**Task brief**
What you return must be the full listing, word for word, with no images in it.

**Given data**
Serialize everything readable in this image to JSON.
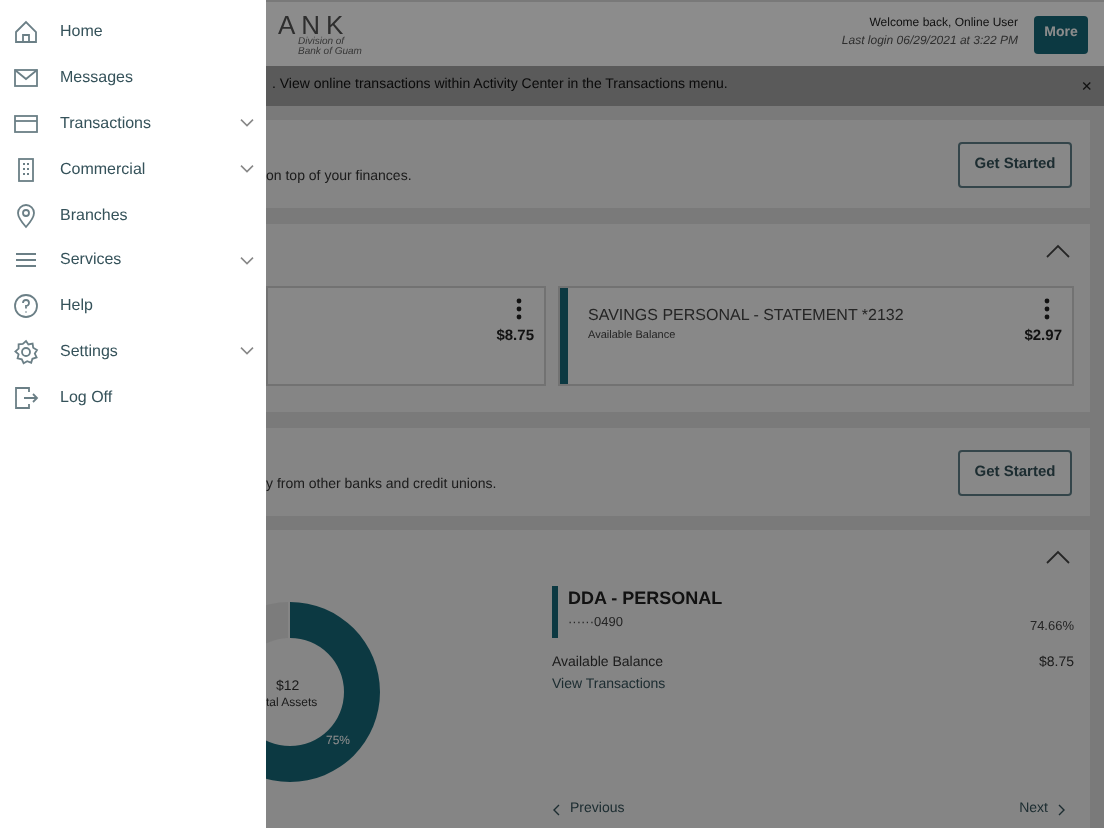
{
  "drawer": {
    "items": [
      {
        "label": "Home",
        "has_submenu": false
      },
      {
        "label": "Messages",
        "has_submenu": false
      },
      {
        "label": "Transactions",
        "has_submenu": true
      },
      {
        "label": "Commercial",
        "has_submenu": true
      },
      {
        "label": "Branches",
        "has_submenu": false
      },
      {
        "label": "Services",
        "has_submenu": true
      },
      {
        "label": "Help",
        "has_submenu": false
      },
      {
        "label": "Settings",
        "has_submenu": true
      },
      {
        "label": "Log Off",
        "has_submenu": false
      }
    ]
  },
  "header": {
    "logo_text": "ANK",
    "logo_subtitle": [
      "Division of",
      "Bank of Guam"
    ],
    "welcome": "Welcome back, Online User",
    "last_login": "Last login 06/29/2021 at 3:22 PM",
    "more_button": "More"
  },
  "banner": {
    "text": ". View online transactions within Activity Center in the Transactions menu.",
    "close": "×"
  },
  "promo_cards": [
    {
      "text": "on top of your finances.",
      "button": "Get Started"
    }
  ],
  "accounts_card": {
    "expanded": true,
    "accounts": [
      {
        "amount": "$8.75"
      },
      {
        "title": "SAVINGS PERSONAL - STATEMENT *2132",
        "subtitle": "Available Balance",
        "amount": "$2.97"
      }
    ]
  },
  "promo_cards_2": [
    {
      "text": "y from other banks and credit unions.",
      "button": "Get Started"
    }
  ],
  "assets_card": {
    "expanded": true,
    "donut": {
      "total": "$12",
      "label": "tal Assets",
      "slice_label": "75%"
    },
    "account": {
      "name": "DDA - PERSONAL",
      "number": "······0490",
      "share": "74.66%",
      "balance_label": "Available Balance",
      "balance": "$8.75",
      "link": "View Transactions"
    },
    "previous": "Previous",
    "next": "Next"
  }
}
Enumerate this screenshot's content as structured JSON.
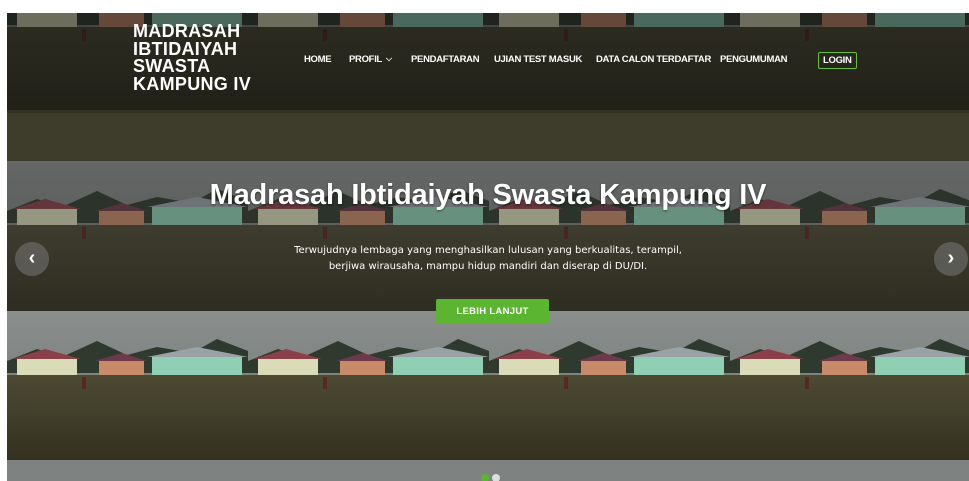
{
  "site": {
    "brand_lines": [
      "MADRASAH",
      "IBTIDAIYAH",
      "SWASTA",
      "KAMPUNG IV"
    ]
  },
  "nav": {
    "items": [
      {
        "label": "HOME"
      },
      {
        "label": "PROFIL"
      },
      {
        "label": "PENDAFTARAN"
      },
      {
        "label": "UJIAN TEST MASUK"
      },
      {
        "label": "DATA CALON TERDAFTAR"
      },
      {
        "label": "PENGUMUMAN"
      }
    ],
    "login_label": "LOGIN",
    "dropdown_icon": "chevron-down-icon"
  },
  "hero": {
    "title": "Madrasah Ibtidaiyah Swasta Kampung IV",
    "subtitle": "Terwujudnya lembaga yang menghasilkan lulusan yang berkualitas, terampil, berjiwa wirausaha, mampu hidup mandiri dan diserap di DU/DI.",
    "cta_label": "LEBIH LANJUT",
    "prev_icon": "chevron-left-icon",
    "next_icon": "chevron-right-icon",
    "slides_total": 2,
    "active_slide": 1
  },
  "colors": {
    "accent": "#5cb531",
    "login_border": "#6abf3a",
    "header_overlay": "#121212",
    "text": "#ffffff"
  }
}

**Response below**
Serialize everything readable in this image to JSON.
{
  "drawer": {
    "items": [
      {
        "label": "Home",
        "has_submenu": false
      },
      {
        "label": "Messages",
        "has_submenu": false
      },
      {
        "label": "Transactions",
        "has_submenu": true
      },
      {
        "label": "Commercial",
        "has_submenu": true
      },
      {
        "label": "Branches",
        "has_submenu": false
      },
      {
        "label": "Services",
        "has_submenu": true
      },
      {
        "label": "Help",
        "has_submenu": false
      },
      {
        "label": "Settings",
        "has_submenu": true
      },
      {
        "label": "Log Off",
        "has_submenu": false
      }
    ]
  },
  "header": {
    "logo_text": "ANK",
    "logo_subtitle": [
      "Division of",
      "Bank of Guam"
    ],
    "welcome": "Welcome back, Online User",
    "last_login": "Last login 06/29/2021 at 3:22 PM",
    "more_button": "More"
  },
  "banner": {
    "text": ". View online transactions within Activity Center in the Transactions menu.",
    "close": "×"
  },
  "promo_cards": [
    {
      "text": "on top of your finances.",
      "button": "Get Started"
    }
  ],
  "accounts_card": {
    "expanded": true,
    "accounts": [
      {
        "amount": "$8.75"
      },
      {
        "title": "SAVINGS PERSONAL - STATEMENT *2132",
        "subtitle": "Available Balance",
        "amount": "$2.97"
      }
    ]
  },
  "promo_cards_2": [
    {
      "text": "y from other banks and credit unions.",
      "button": "Get Started"
    }
  ],
  "assets_card": {
    "expanded": true,
    "donut": {
      "total": "$12",
      "label": "tal Assets",
      "slice_label": "75%"
    },
    "account": {
      "name": "DDA - PERSONAL",
      "number": "······0490",
      "share": "74.66%",
      "balance_label": "Available Balance",
      "balance": "$8.75",
      "link": "View Transactions"
    },
    "previous": "Previous",
    "next": "Next"
  }
}
Enumerate this screenshot's content as structured JSON.
{
  "site": {
    "brand_lines": [
      "MADRASAH",
      "IBTIDAIYAH",
      "SWASTA",
      "KAMPUNG IV"
    ]
  },
  "nav": {
    "items": [
      {
        "label": "HOME"
      },
      {
        "label": "PROFIL"
      },
      {
        "label": "PENDAFTARAN"
      },
      {
        "label": "UJIAN TEST MASUK"
      },
      {
        "label": "DATA CALON TERDAFTAR"
      },
      {
        "label": "PENGUMUMAN"
      }
    ],
    "login_label": "LOGIN",
    "dropdown_icon": "chevron-down-icon"
  },
  "hero": {
    "title": "Madrasah Ibtidaiyah Swasta Kampung IV",
    "subtitle": "Terwujudnya lembaga yang menghasilkan lulusan yang berkualitas, terampil, berjiwa wirausaha, mampu hidup mandiri dan diserap di DU/DI.",
    "cta_label": "LEBIH LANJUT",
    "prev_icon": "chevron-left-icon",
    "next_icon": "chevron-right-icon",
    "slides_total": 2,
    "active_slide": 1
  },
  "colors": {
    "accent": "#5cb531",
    "login_border": "#6abf3a",
    "header_overlay": "#121212",
    "text": "#ffffff"
  }
}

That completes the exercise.